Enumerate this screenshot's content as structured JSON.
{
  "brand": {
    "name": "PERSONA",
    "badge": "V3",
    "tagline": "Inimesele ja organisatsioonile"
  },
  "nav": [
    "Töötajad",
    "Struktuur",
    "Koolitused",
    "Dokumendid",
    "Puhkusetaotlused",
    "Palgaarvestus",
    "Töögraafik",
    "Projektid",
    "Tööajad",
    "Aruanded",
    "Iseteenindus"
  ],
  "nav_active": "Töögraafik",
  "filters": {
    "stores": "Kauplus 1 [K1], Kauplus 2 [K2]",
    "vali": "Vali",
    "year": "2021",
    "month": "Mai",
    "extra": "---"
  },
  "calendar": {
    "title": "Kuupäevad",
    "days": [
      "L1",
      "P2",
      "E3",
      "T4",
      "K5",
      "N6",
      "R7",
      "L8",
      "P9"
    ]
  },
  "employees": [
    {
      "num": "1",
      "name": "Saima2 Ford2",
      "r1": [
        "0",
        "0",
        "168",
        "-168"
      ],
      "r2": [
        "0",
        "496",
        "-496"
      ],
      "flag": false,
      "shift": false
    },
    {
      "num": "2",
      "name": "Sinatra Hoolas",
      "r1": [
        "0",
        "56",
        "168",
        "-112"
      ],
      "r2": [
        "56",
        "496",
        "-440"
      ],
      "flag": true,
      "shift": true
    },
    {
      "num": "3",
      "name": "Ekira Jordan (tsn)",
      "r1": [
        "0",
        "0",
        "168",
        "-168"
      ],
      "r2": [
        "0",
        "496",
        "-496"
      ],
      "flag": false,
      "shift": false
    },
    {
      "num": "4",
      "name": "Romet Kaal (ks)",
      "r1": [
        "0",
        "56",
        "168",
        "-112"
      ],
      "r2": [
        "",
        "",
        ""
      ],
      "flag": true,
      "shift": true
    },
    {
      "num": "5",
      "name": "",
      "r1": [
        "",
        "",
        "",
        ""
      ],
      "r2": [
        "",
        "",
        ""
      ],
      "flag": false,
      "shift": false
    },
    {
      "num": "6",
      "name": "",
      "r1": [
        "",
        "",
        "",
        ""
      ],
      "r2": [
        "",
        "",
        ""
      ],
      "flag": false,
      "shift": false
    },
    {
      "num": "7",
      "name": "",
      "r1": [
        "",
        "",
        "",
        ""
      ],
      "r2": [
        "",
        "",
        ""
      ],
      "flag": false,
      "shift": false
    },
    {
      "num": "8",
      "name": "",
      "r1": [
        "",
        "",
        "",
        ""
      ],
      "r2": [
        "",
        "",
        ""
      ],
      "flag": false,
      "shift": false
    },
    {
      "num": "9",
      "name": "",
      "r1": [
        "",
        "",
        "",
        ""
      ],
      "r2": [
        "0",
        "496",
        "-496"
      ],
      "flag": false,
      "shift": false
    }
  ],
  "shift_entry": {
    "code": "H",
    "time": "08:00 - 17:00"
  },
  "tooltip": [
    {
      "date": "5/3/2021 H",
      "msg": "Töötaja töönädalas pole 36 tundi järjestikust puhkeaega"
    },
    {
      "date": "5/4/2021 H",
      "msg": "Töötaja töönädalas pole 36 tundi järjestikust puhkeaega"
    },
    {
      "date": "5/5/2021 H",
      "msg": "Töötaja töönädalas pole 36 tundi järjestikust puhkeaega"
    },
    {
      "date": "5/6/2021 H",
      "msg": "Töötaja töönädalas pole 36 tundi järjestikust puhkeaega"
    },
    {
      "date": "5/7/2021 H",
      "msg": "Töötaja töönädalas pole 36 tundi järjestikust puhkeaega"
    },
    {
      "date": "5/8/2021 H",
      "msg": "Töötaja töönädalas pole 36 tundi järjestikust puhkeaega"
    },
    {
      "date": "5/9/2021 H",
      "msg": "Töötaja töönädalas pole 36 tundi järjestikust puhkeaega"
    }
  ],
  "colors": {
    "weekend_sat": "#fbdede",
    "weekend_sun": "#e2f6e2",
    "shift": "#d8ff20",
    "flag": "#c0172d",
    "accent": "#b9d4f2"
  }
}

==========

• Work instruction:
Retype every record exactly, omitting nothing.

• Response box:
Enumerate this screenshot's content as structured JSON.
{
  "brand": {
    "name": "PERSONA",
    "badge": "V3",
    "tagline": "Inimesele ja organisatsioonile"
  },
  "nav": [
    "Töötajad",
    "Struktuur",
    "Koolitused",
    "Dokumendid",
    "Puhkusetaotlused",
    "Palgaarvestus",
    "Töögraafik",
    "Projektid",
    "Tööajad",
    "Aruanded",
    "Iseteenindus"
  ],
  "nav_active": "Töögraafik",
  "filters": {
    "stores": "Kauplus 1 [K1], Kauplus 2 [K2]",
    "vali": "Vali",
    "year": "2021",
    "month": "Mai",
    "extra": "---"
  },
  "calendar": {
    "title": "Kuupäevad",
    "days": [
      "L1",
      "P2",
      "E3",
      "T4",
      "K5",
      "N6",
      "R7",
      "L8",
      "P9"
    ]
  },
  "employees": [
    {
      "num": "1",
      "name": "Saima2 Ford2",
      "r1": [
        "0",
        "0",
        "168",
        "-168"
      ],
      "r2": [
        "0",
        "496",
        "-496"
      ],
      "flag": false,
      "shift": false
    },
    {
      "num": "2",
      "name": "Sinatra Hoolas",
      "r1": [
        "0",
        "56",
        "168",
        "-112"
      ],
      "r2": [
        "56",
        "496",
        "-440"
      ],
      "flag": true,
      "shift": true
    },
    {
      "num": "3",
      "name": "Ekira Jordan (tsn)",
      "r1": [
        "0",
        "0",
        "168",
        "-168"
      ],
      "r2": [
        "0",
        "496",
        "-496"
      ],
      "flag": false,
      "shift": false
    },
    {
      "num": "4",
      "name": "Romet Kaal (ks)",
      "r1": [
        "0",
        "56",
        "168",
        "-112"
      ],
      "r2": [
        "",
        "",
        ""
      ],
      "flag": true,
      "shift": true
    },
    {
      "num": "5",
      "name": "",
      "r1": [
        "",
        "",
        "",
        ""
      ],
      "r2": [
        "",
        "",
        ""
      ],
      "flag": false,
      "shift": false
    },
    {
      "num": "6",
      "name": "",
      "r1": [
        "",
        "",
        "",
        ""
      ],
      "r2": [
        "",
        "",
        ""
      ],
      "flag": false,
      "shift": false
    },
    {
      "num": "7",
      "name": "",
      "r1": [
        "",
        "",
        "",
        ""
      ],
      "r2": [
        "",
        "",
        ""
      ],
      "flag": false,
      "shift": false
    },
    {
      "num": "8",
      "name": "",
      "r1": [
        "",
        "",
        "",
        ""
      ],
      "r2": [
        "",
        "",
        ""
      ],
      "flag": false,
      "shift": false
    },
    {
      "num": "9",
      "name": "",
      "r1": [
        "",
        "",
        "",
        ""
      ],
      "r2": [
        "0",
        "496",
        "-496"
      ],
      "flag": false,
      "shift": false
    }
  ],
  "shift_entry": {
    "code": "H",
    "time": "08:00 - 17:00"
  },
  "tooltip": [
    {
      "date": "5/3/2021 H",
      "msg": "Töötaja töönädalas pole 36 tundi järjestikust puhkeaega"
    },
    {
      "date": "5/4/2021 H",
      "msg": "Töötaja töönädalas pole 36 tundi järjestikust puhkeaega"
    },
    {
      "date": "5/5/2021 H",
      "msg": "Töötaja töönädalas pole 36 tundi järjestikust puhkeaega"
    },
    {
      "date": "5/6/2021 H",
      "msg": "Töötaja töönädalas pole 36 tundi järjestikust puhkeaega"
    },
    {
      "date": "5/7/2021 H",
      "msg": "Töötaja töönädalas pole 36 tundi järjestikust puhkeaega"
    },
    {
      "date": "5/8/2021 H",
      "msg": "Töötaja töönädalas pole 36 tundi järjestikust puhkeaega"
    },
    {
      "date": "5/9/2021 H",
      "msg": "Töötaja töönädalas pole 36 tundi järjestikust puhkeaega"
    }
  ],
  "colors": {
    "weekend_sat": "#fbdede",
    "weekend_sun": "#e2f6e2",
    "shift": "#d8ff20",
    "flag": "#c0172d",
    "accent": "#b9d4f2"
  }
}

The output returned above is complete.